• _TASK BRIEF_: Look through the records below, and copy out every line that holds the string "create".

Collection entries

....

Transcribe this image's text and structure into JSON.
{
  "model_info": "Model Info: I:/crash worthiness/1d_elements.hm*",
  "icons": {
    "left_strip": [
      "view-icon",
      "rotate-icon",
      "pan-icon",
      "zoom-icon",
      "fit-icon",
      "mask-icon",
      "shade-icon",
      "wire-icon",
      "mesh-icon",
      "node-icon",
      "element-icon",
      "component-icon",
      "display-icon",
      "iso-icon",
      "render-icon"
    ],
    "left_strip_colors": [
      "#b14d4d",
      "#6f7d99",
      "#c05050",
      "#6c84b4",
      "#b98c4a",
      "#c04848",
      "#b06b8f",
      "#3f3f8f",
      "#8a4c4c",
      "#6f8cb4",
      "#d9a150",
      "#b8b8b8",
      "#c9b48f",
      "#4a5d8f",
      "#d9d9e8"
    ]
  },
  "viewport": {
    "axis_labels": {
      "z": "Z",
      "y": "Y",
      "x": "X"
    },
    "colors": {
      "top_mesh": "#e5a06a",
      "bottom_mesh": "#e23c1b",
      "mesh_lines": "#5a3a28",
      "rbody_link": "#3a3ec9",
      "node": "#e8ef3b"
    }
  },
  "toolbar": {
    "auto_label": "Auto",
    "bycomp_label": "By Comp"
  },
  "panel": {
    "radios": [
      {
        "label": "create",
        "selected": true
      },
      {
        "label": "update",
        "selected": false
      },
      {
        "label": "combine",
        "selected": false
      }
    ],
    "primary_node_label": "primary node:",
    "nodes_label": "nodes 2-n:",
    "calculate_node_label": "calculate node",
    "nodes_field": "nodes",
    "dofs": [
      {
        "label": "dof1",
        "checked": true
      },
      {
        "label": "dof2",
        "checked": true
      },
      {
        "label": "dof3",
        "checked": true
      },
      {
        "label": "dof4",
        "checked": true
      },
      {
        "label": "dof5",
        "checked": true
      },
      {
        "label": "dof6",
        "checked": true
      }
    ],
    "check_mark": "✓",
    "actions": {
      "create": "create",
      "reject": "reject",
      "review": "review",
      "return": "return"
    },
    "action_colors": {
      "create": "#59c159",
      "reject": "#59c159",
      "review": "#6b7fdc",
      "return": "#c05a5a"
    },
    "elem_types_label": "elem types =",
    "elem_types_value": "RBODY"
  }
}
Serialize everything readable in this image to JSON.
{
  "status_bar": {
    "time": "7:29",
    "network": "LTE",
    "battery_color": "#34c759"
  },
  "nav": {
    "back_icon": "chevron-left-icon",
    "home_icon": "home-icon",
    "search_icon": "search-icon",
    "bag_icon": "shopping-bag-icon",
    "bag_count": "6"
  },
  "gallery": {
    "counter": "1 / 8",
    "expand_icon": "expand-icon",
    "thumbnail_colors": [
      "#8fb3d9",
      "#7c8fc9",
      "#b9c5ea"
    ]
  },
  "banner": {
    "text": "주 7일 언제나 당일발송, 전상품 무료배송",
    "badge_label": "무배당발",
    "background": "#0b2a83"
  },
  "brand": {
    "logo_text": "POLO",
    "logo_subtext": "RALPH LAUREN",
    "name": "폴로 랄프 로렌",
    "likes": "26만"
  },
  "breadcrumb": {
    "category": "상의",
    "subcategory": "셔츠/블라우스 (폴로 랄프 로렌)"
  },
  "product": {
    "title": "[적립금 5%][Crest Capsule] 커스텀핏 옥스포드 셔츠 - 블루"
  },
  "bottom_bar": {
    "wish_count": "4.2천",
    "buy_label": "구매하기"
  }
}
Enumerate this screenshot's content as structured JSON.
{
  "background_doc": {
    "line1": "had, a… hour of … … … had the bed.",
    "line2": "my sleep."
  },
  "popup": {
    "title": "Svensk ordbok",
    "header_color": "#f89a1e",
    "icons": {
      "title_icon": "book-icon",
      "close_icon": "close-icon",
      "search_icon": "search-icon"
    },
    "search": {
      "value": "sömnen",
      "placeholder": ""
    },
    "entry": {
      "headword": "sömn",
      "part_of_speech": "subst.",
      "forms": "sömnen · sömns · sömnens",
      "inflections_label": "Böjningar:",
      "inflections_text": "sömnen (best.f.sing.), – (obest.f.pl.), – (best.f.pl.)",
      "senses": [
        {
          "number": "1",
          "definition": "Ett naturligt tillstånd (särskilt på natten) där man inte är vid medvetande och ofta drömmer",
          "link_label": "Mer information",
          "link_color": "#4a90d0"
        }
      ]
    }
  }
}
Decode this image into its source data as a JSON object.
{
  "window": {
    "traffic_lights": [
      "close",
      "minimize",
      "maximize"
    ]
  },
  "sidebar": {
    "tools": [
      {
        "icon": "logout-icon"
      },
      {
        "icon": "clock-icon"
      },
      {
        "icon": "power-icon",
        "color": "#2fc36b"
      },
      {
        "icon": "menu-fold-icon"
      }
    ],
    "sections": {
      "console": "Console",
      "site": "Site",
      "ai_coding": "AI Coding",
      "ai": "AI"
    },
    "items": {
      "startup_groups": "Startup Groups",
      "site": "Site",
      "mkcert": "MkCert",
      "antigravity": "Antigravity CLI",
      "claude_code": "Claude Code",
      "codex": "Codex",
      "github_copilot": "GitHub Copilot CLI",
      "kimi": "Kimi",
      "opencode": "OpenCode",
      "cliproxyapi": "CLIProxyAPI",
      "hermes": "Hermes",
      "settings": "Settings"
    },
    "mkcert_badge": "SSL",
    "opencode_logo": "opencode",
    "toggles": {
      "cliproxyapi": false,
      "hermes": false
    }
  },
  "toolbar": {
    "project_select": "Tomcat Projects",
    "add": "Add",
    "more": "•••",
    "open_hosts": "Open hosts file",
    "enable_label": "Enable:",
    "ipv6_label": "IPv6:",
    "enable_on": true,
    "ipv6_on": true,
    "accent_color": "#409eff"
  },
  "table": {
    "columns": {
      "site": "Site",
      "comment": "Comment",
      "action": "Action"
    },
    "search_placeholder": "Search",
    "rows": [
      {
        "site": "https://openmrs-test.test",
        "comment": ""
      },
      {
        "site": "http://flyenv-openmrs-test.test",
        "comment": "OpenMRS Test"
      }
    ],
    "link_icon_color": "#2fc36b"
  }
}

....

• _RESPONSE AREA_:
        "label": "create",
      "create": "create",
      "create": "#59c159",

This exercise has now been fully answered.